Aim of the task
Scan the entries below and return each line that contains "true".
━━━━━━━━━━━━━━━━
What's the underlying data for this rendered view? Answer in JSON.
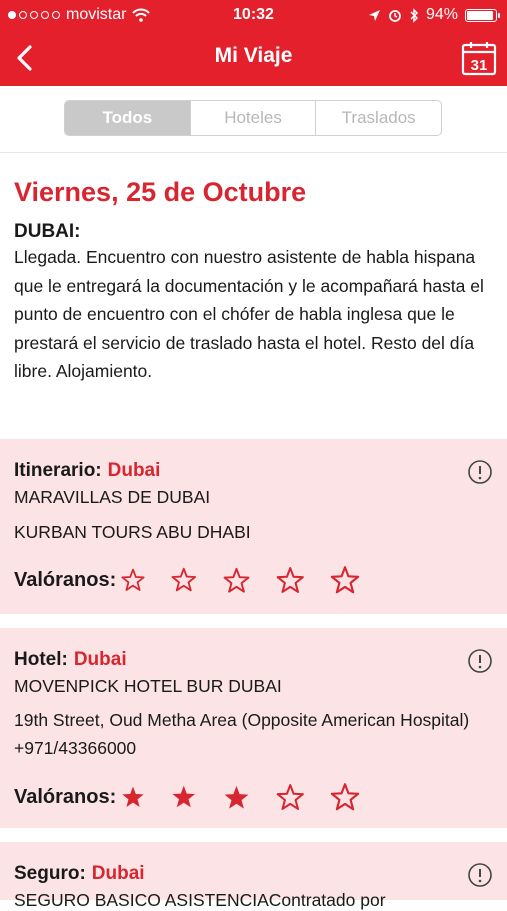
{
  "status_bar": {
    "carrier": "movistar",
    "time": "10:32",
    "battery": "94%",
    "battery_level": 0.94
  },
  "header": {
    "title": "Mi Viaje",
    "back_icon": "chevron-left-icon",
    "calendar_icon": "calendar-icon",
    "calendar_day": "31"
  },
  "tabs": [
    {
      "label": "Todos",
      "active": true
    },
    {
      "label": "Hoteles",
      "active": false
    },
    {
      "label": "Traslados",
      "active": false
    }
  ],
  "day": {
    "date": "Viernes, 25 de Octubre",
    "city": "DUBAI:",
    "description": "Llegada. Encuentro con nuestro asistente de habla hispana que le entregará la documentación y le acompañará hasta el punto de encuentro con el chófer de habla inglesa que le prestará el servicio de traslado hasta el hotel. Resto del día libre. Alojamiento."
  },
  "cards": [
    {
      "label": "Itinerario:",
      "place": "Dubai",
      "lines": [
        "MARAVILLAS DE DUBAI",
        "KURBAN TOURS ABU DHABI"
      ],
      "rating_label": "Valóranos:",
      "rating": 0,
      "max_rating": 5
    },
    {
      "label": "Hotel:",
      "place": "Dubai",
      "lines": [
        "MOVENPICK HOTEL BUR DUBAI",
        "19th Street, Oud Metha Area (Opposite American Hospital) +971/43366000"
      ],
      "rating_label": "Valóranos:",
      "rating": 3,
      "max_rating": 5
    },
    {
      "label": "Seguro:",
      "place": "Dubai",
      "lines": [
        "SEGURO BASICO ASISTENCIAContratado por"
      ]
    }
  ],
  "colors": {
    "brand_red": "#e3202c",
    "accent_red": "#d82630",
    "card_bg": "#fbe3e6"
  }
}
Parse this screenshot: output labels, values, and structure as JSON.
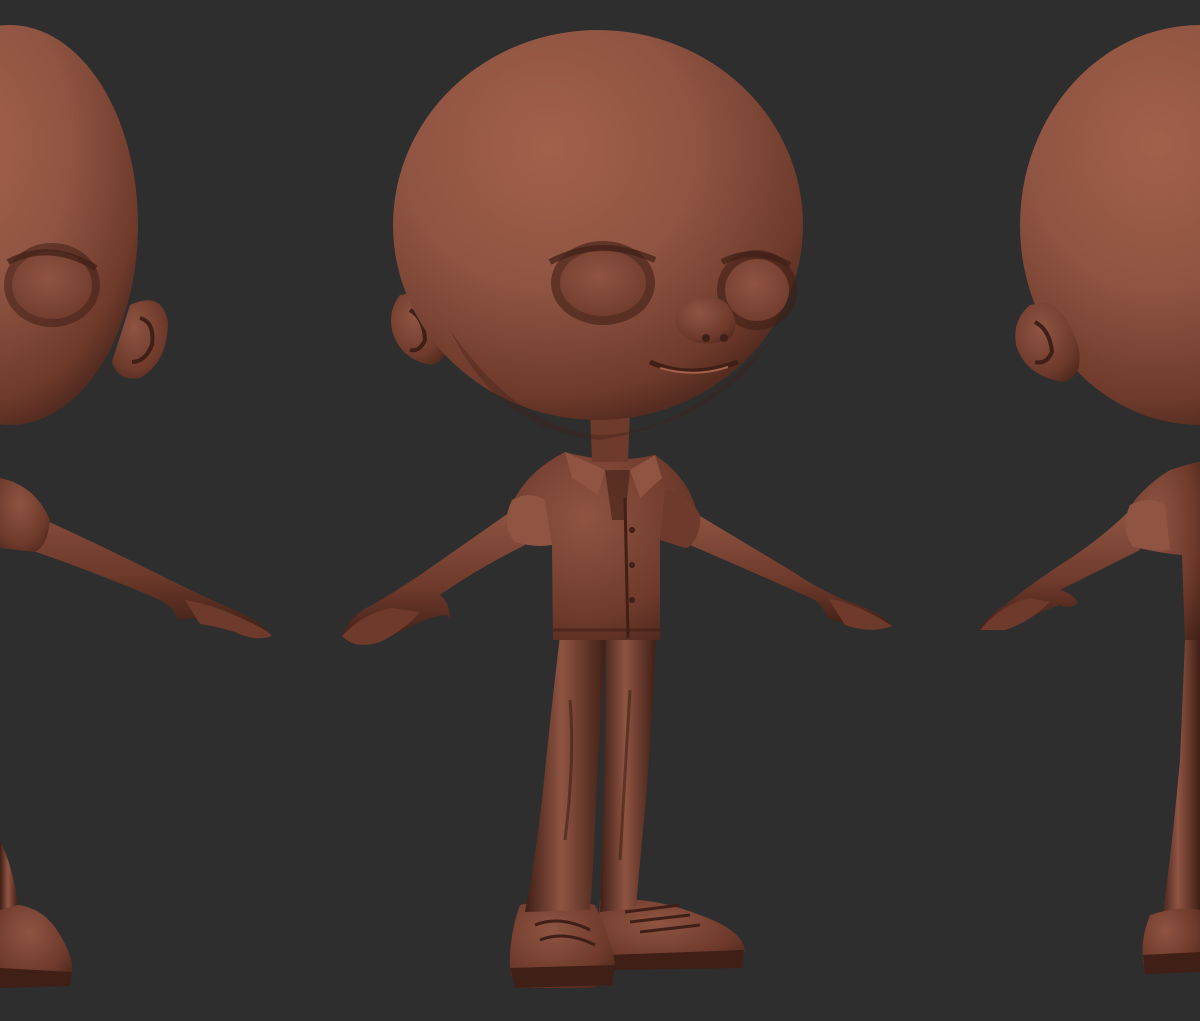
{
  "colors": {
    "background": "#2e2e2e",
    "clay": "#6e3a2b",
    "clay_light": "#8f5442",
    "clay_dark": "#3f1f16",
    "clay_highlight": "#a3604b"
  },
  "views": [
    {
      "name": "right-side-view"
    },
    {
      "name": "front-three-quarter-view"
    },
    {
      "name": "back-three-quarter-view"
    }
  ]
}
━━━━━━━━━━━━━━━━
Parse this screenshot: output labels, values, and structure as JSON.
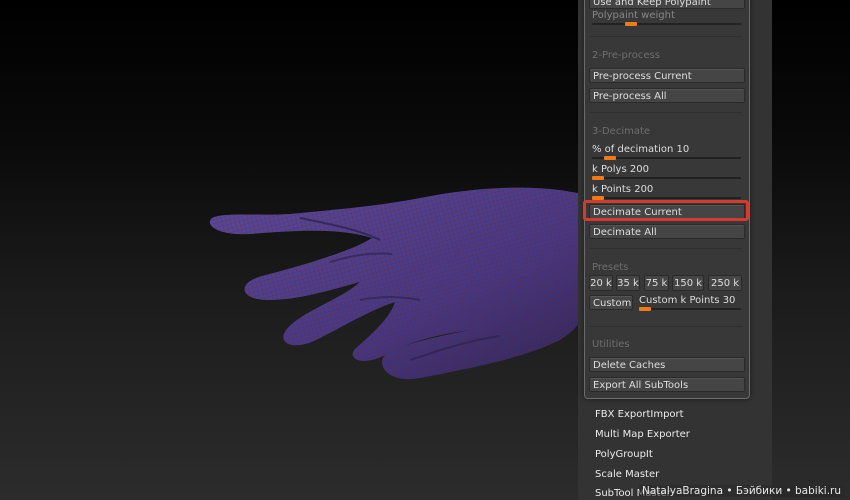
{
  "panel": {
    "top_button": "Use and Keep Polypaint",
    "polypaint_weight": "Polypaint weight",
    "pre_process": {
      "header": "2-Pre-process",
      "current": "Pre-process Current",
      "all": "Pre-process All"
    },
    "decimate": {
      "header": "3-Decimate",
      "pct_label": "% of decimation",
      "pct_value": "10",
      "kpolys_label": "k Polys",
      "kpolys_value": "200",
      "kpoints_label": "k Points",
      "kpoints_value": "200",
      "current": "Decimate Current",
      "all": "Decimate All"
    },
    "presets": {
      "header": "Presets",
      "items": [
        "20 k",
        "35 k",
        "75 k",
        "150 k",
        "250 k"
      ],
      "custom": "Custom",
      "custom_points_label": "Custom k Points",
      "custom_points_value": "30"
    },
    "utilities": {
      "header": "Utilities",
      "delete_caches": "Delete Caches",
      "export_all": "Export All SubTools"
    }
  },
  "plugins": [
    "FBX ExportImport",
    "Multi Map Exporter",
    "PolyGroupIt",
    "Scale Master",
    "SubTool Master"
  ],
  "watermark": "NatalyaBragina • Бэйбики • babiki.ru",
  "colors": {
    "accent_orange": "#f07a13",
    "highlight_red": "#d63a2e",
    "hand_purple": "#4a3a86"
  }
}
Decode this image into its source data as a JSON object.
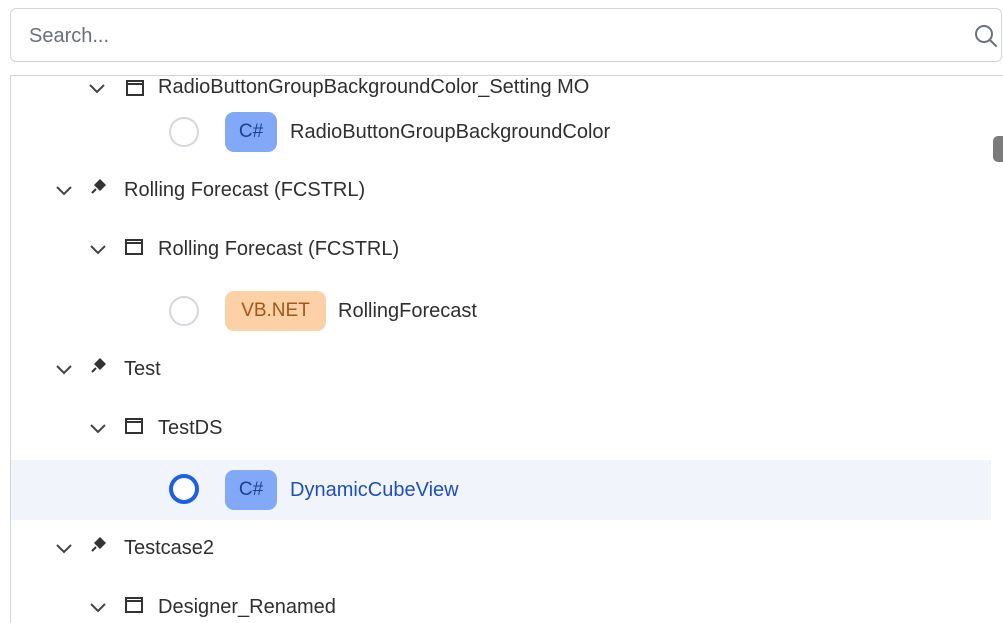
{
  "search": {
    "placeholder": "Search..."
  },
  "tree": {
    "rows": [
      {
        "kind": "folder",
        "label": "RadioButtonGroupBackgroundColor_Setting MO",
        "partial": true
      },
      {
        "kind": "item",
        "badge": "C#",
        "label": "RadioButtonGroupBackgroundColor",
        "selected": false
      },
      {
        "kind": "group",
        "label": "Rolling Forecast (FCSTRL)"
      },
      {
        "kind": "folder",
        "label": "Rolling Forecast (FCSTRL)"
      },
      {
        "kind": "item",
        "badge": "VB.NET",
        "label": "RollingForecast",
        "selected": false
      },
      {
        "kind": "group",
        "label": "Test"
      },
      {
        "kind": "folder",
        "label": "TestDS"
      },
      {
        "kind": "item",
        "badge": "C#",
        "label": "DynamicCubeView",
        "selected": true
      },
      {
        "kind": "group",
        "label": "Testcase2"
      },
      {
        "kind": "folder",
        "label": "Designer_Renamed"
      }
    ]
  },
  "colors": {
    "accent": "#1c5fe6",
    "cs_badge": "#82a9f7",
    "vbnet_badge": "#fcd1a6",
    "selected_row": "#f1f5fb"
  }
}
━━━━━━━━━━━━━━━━
Your response
      "active": true
        "partial": true
        "selected": true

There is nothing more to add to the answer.